Bloomberg ranked the U.S. states and the District of Columbia on the percentage of licensed drivers ages 85 and older, using data from the Federal Highway Administration.  (The data was for 2011, the most recent year available.)

The Age 85+ Rankings (percent of licensed drivers)elderly-driver

  1.  Connecticut        5.10%
  2. Maine                   2.34%
  3.  Alabama              2.23%
  4. Vermont              2.22%
  5.  Minnesota          2.11%
  6. New York            2.09%
  7. Nebraska             2.02%
  8.   South Dakota     1.99%
  9.  Florida                  1.98%
  10. Pennsylvania     1.98%

Rhode Island ranked #11, New Jersey was #15, Massachusetts was #17 and New Hampshire was #28 among states in our region.

Although they only account for about 9 percent of the population, National Highway Traffic Safety Administration statistics show senior drivers account for 14 percent of all traffic fatalities and 17 percent of all pedestrian fatalities, ABC News reported last year.

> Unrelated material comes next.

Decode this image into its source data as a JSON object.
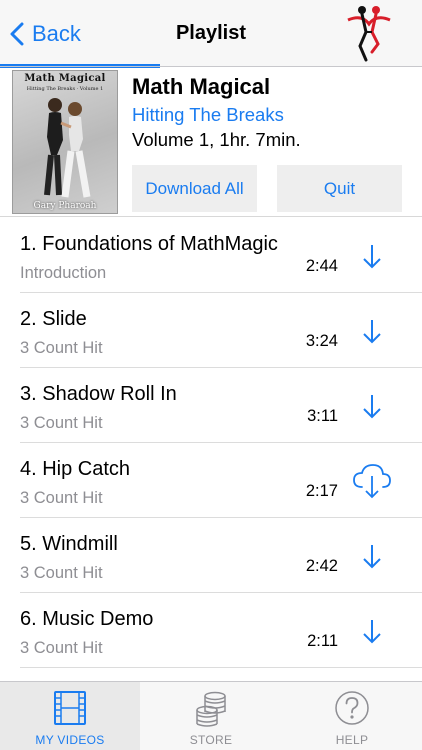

The network cited a report by Carnegie Mellon University in Pittsburgh and the AAA Foundation for Traffic Safety that found the rate of deaths involving drivers 75 to 84 is about three per million miles driven – on par with teen drivers. Once they pass age 85, vehicular fatality rates jump to nearly four times that of teens.  The Insurance Institute reports that the increased fatal crash risk among older drivers is largely due to their increased susceptibility to injury, particularly chest injuries, and medical complications, rather than an increased tendency to get into crashes.

An Institute study of a Florida vision test requirement for drivers 80 and older found that 80 percent of those eligible to renew their licenses attempted to do so, and 7 percent of them were denied renewal because they failed the vision test. Of those who did not seek renewal, about half said they thought they would fail the vision test.